What the task needs is every record repeated exactly, nothing more.
____ RECORDS SUPPLIED
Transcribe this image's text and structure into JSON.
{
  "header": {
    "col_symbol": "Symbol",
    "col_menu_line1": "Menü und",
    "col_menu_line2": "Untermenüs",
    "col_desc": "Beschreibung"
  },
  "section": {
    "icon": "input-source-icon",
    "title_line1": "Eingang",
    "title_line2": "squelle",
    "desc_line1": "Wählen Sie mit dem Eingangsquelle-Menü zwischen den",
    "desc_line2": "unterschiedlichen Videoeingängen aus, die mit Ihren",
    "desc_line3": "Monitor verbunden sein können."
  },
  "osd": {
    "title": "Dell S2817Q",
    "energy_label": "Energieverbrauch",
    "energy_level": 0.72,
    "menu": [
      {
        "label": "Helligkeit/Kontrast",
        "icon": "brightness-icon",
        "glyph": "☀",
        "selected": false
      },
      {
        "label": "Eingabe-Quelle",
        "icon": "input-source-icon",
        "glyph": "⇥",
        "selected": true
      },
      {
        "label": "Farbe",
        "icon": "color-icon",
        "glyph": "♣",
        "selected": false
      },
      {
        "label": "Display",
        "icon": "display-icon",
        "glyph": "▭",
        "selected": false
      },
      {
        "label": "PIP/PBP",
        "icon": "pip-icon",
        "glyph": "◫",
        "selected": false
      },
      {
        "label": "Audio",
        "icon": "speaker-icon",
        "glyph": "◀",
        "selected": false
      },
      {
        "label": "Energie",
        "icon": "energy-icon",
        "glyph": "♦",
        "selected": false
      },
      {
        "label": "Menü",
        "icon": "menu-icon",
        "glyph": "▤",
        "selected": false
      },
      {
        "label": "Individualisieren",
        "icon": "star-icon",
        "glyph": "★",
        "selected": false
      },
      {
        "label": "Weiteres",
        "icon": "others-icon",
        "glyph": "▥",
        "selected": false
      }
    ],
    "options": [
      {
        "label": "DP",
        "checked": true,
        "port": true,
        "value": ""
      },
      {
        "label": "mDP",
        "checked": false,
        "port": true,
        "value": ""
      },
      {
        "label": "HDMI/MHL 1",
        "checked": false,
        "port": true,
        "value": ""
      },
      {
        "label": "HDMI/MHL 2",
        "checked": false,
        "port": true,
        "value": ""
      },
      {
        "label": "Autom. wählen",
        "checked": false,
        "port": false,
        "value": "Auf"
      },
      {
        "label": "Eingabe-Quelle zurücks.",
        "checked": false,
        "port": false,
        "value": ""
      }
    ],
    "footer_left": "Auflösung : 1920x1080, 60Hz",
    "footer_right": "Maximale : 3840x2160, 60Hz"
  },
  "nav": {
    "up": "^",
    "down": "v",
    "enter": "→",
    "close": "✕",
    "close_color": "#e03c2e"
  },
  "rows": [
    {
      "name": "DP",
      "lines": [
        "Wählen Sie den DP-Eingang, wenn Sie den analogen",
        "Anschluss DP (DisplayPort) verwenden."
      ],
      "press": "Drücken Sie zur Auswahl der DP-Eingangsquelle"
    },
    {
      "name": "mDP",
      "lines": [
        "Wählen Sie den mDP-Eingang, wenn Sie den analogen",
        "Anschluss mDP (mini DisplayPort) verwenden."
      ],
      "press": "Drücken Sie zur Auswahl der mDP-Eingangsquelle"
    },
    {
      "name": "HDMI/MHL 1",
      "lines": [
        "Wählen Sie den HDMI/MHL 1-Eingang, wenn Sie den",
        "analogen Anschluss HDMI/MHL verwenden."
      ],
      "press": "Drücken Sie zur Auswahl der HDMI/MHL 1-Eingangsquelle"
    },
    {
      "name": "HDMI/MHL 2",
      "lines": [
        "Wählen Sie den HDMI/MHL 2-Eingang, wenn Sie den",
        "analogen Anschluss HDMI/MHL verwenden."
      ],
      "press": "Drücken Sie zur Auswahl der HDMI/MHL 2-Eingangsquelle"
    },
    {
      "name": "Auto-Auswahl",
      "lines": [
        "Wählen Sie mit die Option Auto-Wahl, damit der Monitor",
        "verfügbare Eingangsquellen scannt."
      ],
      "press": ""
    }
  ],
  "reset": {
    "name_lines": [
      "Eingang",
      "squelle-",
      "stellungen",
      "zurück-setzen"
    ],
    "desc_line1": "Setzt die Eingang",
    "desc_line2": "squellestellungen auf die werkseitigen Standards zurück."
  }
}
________
THE ANSWER:
Transcribe this image's text and structure into JSON.
{
  "header": {
    "col_symbol": "Symbol",
    "col_menu_line1": "Menü und",
    "col_menu_line2": "Untermenüs",
    "col_desc": "Beschreibung"
  },
  "section": {
    "icon": "input-source-icon",
    "title_line1": "Eingang",
    "title_line2": "squelle",
    "desc_line1": "Wählen Sie mit dem Eingangsquelle-Menü zwischen den",
    "desc_line2": "unterschiedlichen Videoeingängen aus, die mit Ihren",
    "desc_line3": "Monitor verbunden sein können."
  },
  "osd": {
    "title": "Dell S2817Q",
    "energy_label": "Energieverbrauch",
    "energy_level": 0.72,
    "menu": [
      {
        "label": "Helligkeit/Kontrast",
        "icon": "brightness-icon",
        "glyph": "☀",
        "selected": false
      },
      {
        "label": "Eingabe-Quelle",
        "icon": "input-source-icon",
        "glyph": "⇥",
        "selected": true
      },
      {
        "label": "Farbe",
        "icon": "color-icon",
        "glyph": "♣",
        "selected": false
      },
      {
        "label": "Display",
        "icon": "display-icon",
        "glyph": "▭",
        "selected": false
      },
      {
        "label": "PIP/PBP",
        "icon": "pip-icon",
        "glyph": "◫",
        "selected": false
      },
      {
        "label": "Audio",
        "icon": "speaker-icon",
        "glyph": "◀",
        "selected": false
      },
      {
        "label": "Energie",
        "icon": "energy-icon",
        "glyph": "♦",
        "selected": false
      },
      {
        "label": "Menü",
        "icon": "menu-icon",
        "glyph": "▤",
        "selected": false
      },
      {
        "label": "Individualisieren",
        "icon": "star-icon",
        "glyph": "★",
        "selected": false
      },
      {
        "label": "Weiteres",
        "icon": "others-icon",
        "glyph": "▥",
        "selected": false
      }
    ],
    "options": [
      {
        "label": "DP",
        "checked": true,
        "port": true,
        "value": ""
      },
      {
        "label": "mDP",
        "checked": false,
        "port": true,
        "value": ""
      },
      {
        "label": "HDMI/MHL 1",
        "checked": false,
        "port": true,
        "value": ""
      },
      {
        "label": "HDMI/MHL 2",
        "checked": false,
        "port": true,
        "value": ""
      },
      {
        "label": "Autom. wählen",
        "checked": false,
        "port": false,
        "value": "Auf"
      },
      {
        "label": "Eingabe-Quelle zurücks.",
        "checked": false,
        "port": false,
        "value": ""
      }
    ],
    "footer_left": "Auflösung : 1920x1080, 60Hz",
    "footer_right": "Maximale : 3840x2160, 60Hz"
  },
  "nav": {
    "up": "^",
    "down": "v",
    "enter": "→",
    "close": "✕",
    "close_color": "#e03c2e"
  },
  "rows": [
    {
      "name": "DP",
      "lines": [
        "Wählen Sie den DP-Eingang, wenn Sie den analogen",
        "Anschluss DP (DisplayPort) verwenden."
      ],
      "press": "Drücken Sie zur Auswahl der DP-Eingangsquelle"
    },
    {
      "name": "mDP",
      "lines": [
        "Wählen Sie den mDP-Eingang, wenn Sie den analogen",
        "Anschluss mDP (mini DisplayPort) verwenden."
      ],
      "press": "Drücken Sie zur Auswahl der mDP-Eingangsquelle"
    },
    {
      "name": "HDMI/MHL 1",
      "lines": [
        "Wählen Sie den HDMI/MHL 1-Eingang, wenn Sie den",
        "analogen Anschluss HDMI/MHL verwenden."
      ],
      "press": "Drücken Sie zur Auswahl der HDMI/MHL 1-Eingangsquelle"
    },
    {
      "name": "HDMI/MHL 2",
      "lines": [
        "Wählen Sie den HDMI/MHL 2-Eingang, wenn Sie den",
        "analogen Anschluss HDMI/MHL verwenden."
      ],
      "press": "Drücken Sie zur Auswahl der HDMI/MHL 2-Eingangsquelle"
    },
    {
      "name": "Auto-Auswahl",
      "lines": [
        "Wählen Sie mit die Option Auto-Wahl, damit der Monitor",
        "verfügbare Eingangsquellen scannt."
      ],
      "press": ""
    }
  ],
  "reset": {
    "name_lines": [
      "Eingang",
      "squelle-",
      "stellungen",
      "zurück-setzen"
    ],
    "desc_line1": "Setzt die Eingang",
    "desc_line2": "squellestellungen auf die werkseitigen Standards zurück."
  }
}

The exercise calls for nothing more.